This chapter discusses Nigerians in the British, American, and Chinese diasporas. Nigerians are the most educated immigrant group in Britain and one of the most educated immigrant groups in the United States. Their migration stream is shaped by a culture of professional migration. Nigerian migration to China is somewhat different as most Nigerians in China migrated to engage in trade. The chapter then looks at the Nigerian second generation in the United States and Britain and not in China because they are still young, examining how they identify and their experiences in the workplace. It discusses second generation Nigerians identification endpoints and whether their high levels of educational attainment allow them to exit the black category, be whitened, or become honorary whites. They cannot because of the persistence of racial barriers. But the demographic changes being wrought in the United States and Britain from steady large-scale migration from many parts of the world has opened up space for first- and second-generation Nigerians and other African immigrants to assert their ethnic, cultural, and class differences from the more established black groups in these countries. While the immigration laws and regime in China keep many Nigerians in a state of immobility.
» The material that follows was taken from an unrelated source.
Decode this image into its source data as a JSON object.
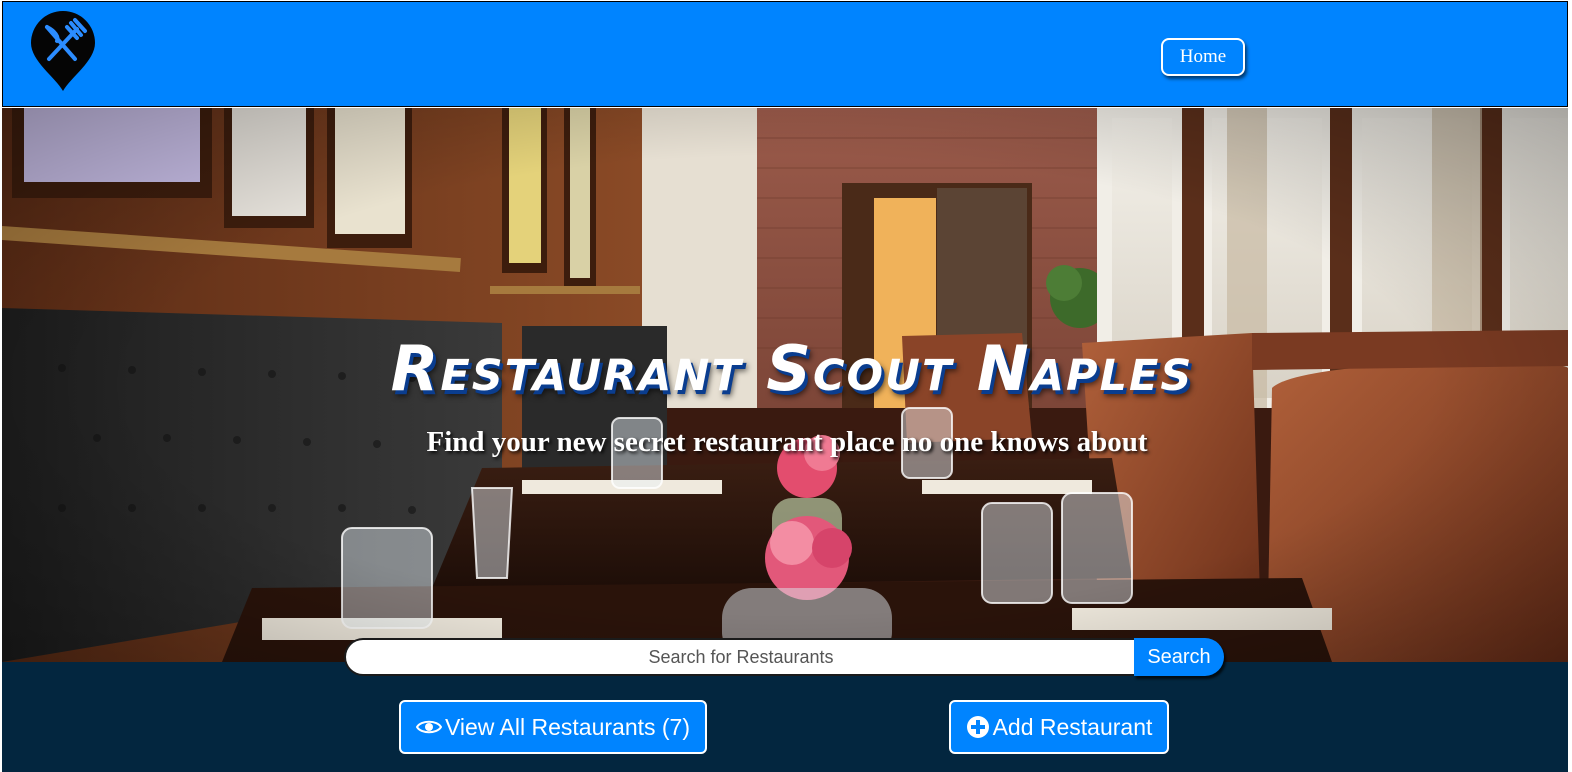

The chapter concludes with discussions on the future of the US and British color lines and directions for future research.
|Original language||English (US)|
|Title of host publication||Oxford Handbook of Nigerian History|
|Publisher||Oxford University Press|
|State||Accepted/In press - Sep 15 2020|